  19. 19. Children’s Attachment Styles  Secure: around 70% of children (positive models of self and others) Avoidant: around 20% of children (negative models of others) Anxious-Ambivalent: around 10% of children (negative models of self)
  20. 20. Distinguishing Features of Children’s Attachment Styles Secure Avoidant Anxious AmbivalentFree to explorethe environment? yes no yes and noAnxious aroundstrangers? a little no a lotReaction to upset, little very anxiousseparation? then calm reactionReaction to little ambivalent happyreunion? reaction (relief/anger)
  21. 21. Caregiver Communication Patterns  Secure: “goodness of fit” in terms of stimulation, responsive to basic needs, consistently caring Avoidant: over- or under-stimulated, sometimes neglected Anxious-Ambivalent: inconsistent response patterns, parent is preoccupied or stressed
  22. 22. Adult Attachment Styles  Positive Model of Others Secure Preoccupied (I’m okay, (I’m not okay,Positive Negative you’re okay) you’re okay)Model ModelOf Self Dismissive Fearful of Self (I’m okay, (I’m not okay, you’re not okay) you’re not okay) Negative Model of Others
  23. 23. SECURE: The Prosocial Style  self-sufficient and comfortable with intimacy compromise and problem-solving during conflict highest level of maintenance behavior tend to be pleasant, self-disclosive, and skilled communicators Reinforcement Effect: Because secures are confident and expressive, people react to them positively, reinforcing positive models of self and others

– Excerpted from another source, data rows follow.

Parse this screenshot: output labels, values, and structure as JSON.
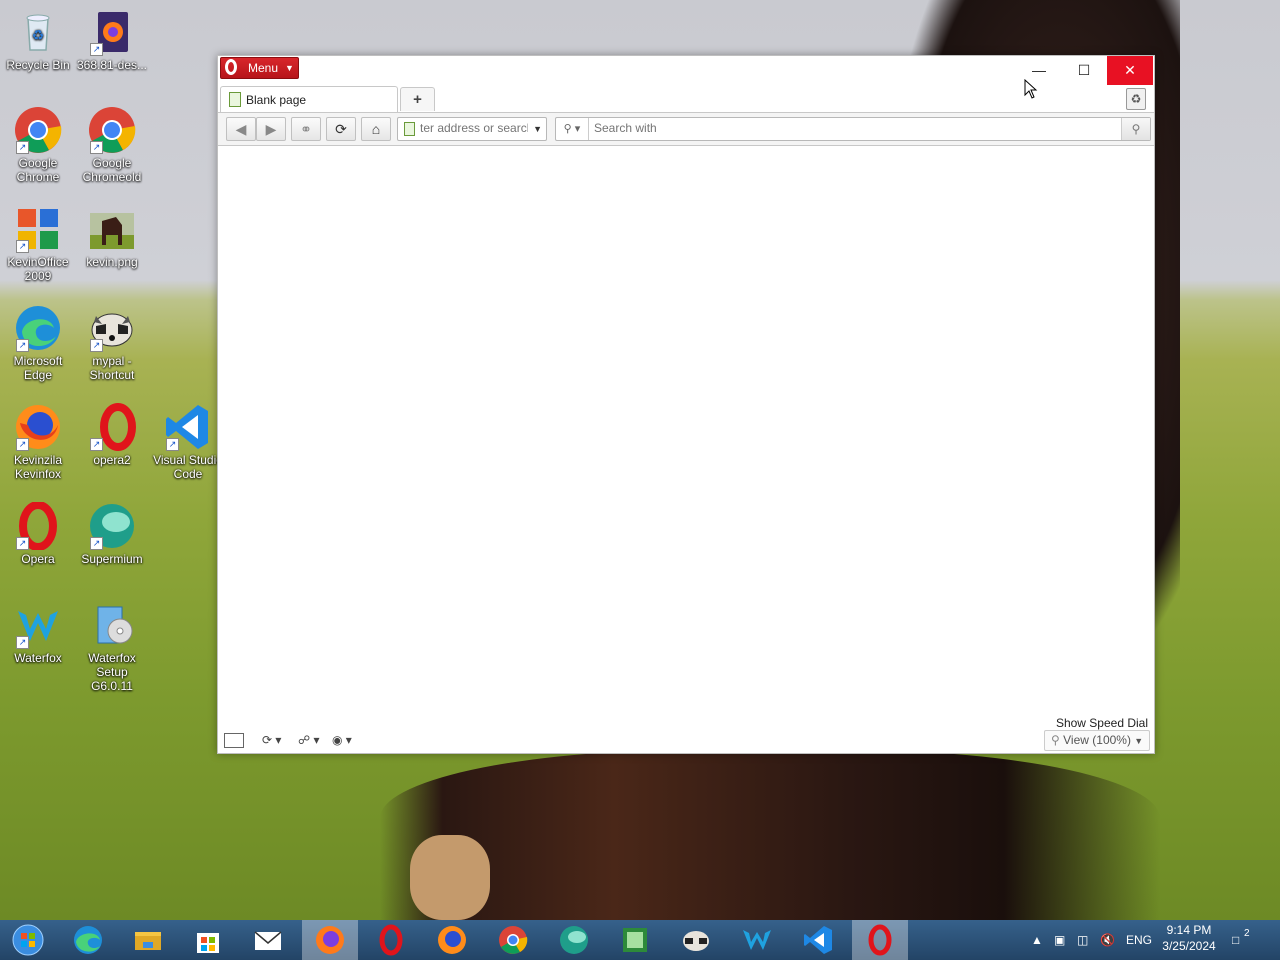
{
  "desktop": {
    "icons": [
      {
        "label": "Recycle Bin",
        "icon": "recycle-bin-icon"
      },
      {
        "label": "368.81-des...",
        "icon": "firefox-file-icon"
      },
      {
        "label": "Google\nChrome",
        "icon": "chrome-icon"
      },
      {
        "label": "Google\nChromeold",
        "icon": "chrome-old-icon"
      },
      {
        "label": "KevinOffice\n2009",
        "icon": "office-icon"
      },
      {
        "label": "kevin.png",
        "icon": "image-file-icon"
      },
      {
        "label": "Microsoft\nEdge",
        "icon": "edge-icon"
      },
      {
        "label": "mypal -\nShortcut",
        "icon": "mypal-icon"
      },
      {
        "label": "Kevinzila\nKevinfox",
        "icon": "firefox-icon"
      },
      {
        "label": "opera2",
        "icon": "opera-icon"
      },
      {
        "label": "Visual Studio\nCode",
        "icon": "vscode-icon"
      },
      {
        "label": "Opera",
        "icon": "opera-icon"
      },
      {
        "label": "Supermium",
        "icon": "supermium-icon"
      },
      {
        "label": "Waterfox",
        "icon": "waterfox-icon"
      },
      {
        "label": "Waterfox\nSetup G6.0.11",
        "icon": "installer-icon"
      }
    ]
  },
  "browser": {
    "menu_label": "Menu",
    "tab_title": "Blank page",
    "new_tab_symbol": "+",
    "address_placeholder": "ter address or search",
    "search_placeholder": "Search with",
    "show_speed_dial": "Show Speed Dial",
    "zoom_label": "View (100%)",
    "colors": {
      "menu": "#c41a1f",
      "close": "#e81123"
    }
  },
  "taskbar": {
    "items": [
      "start-orb-icon",
      "edge-icon",
      "file-explorer-icon",
      "store-icon",
      "mail-icon",
      "firefox-icon",
      "opera-icon",
      "firefox-icon",
      "chrome-icon",
      "supermium-icon",
      "office-icon",
      "mypal-icon",
      "waterfox-icon",
      "vscode-icon",
      "opera-icon"
    ],
    "language": "ENG",
    "time": "9:14 PM",
    "date": "3/25/2024",
    "notification_count": "2"
  }
}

  24. 24. PREOCCUPIED: The Emotional Style  overly involved and dependent want excessive intimacy and worry that partners do not care enough for them demanding, nagging conflict behavior express negative emotion with aggression or passive aggression overly disclosive and overly sensitive Reinforcement Effect: By clinging to their partners and escalating intimacy quickly, they push partners away, thereby reinforcing that they are unworthy of love
  25. 25. FEARFUL: The Hesitant Style  fearful of intimacy (they have often been hurt in the past and/or fear rejection) communication is often passive, guarded, and anxious trouble expressing emotions and self-disclosing relatively low levels of maintenance and nonverbal pleasantness Reinforcement Effect: By avoiding taking risks, they keep themselves from developing the kind of close, positive relationship that will help them feel better about themselves and others
  26. 26. DISMISSIVE: The Detached Style  counterdependent (self-sufficient to the point of pushing others away) relationships seen as nonessential; personal goals are a higher priority relatively low levels of relational maintenance, disclosure, and emotional expression withdrawing conflict style with more interruptions Reinforcement Effect: By learning to get along on their own, they reinforce the idea that they do not need other people to be happy
  27. 27. Stability and Change in Attachment Styles  Explanations for Stability  Interactions with caregivers have an especially strong effect on a person’s social development.  The reinforcement effect Explanations for Change  Significant life/relationship events  The partner’s attachment style  Variability across relationship types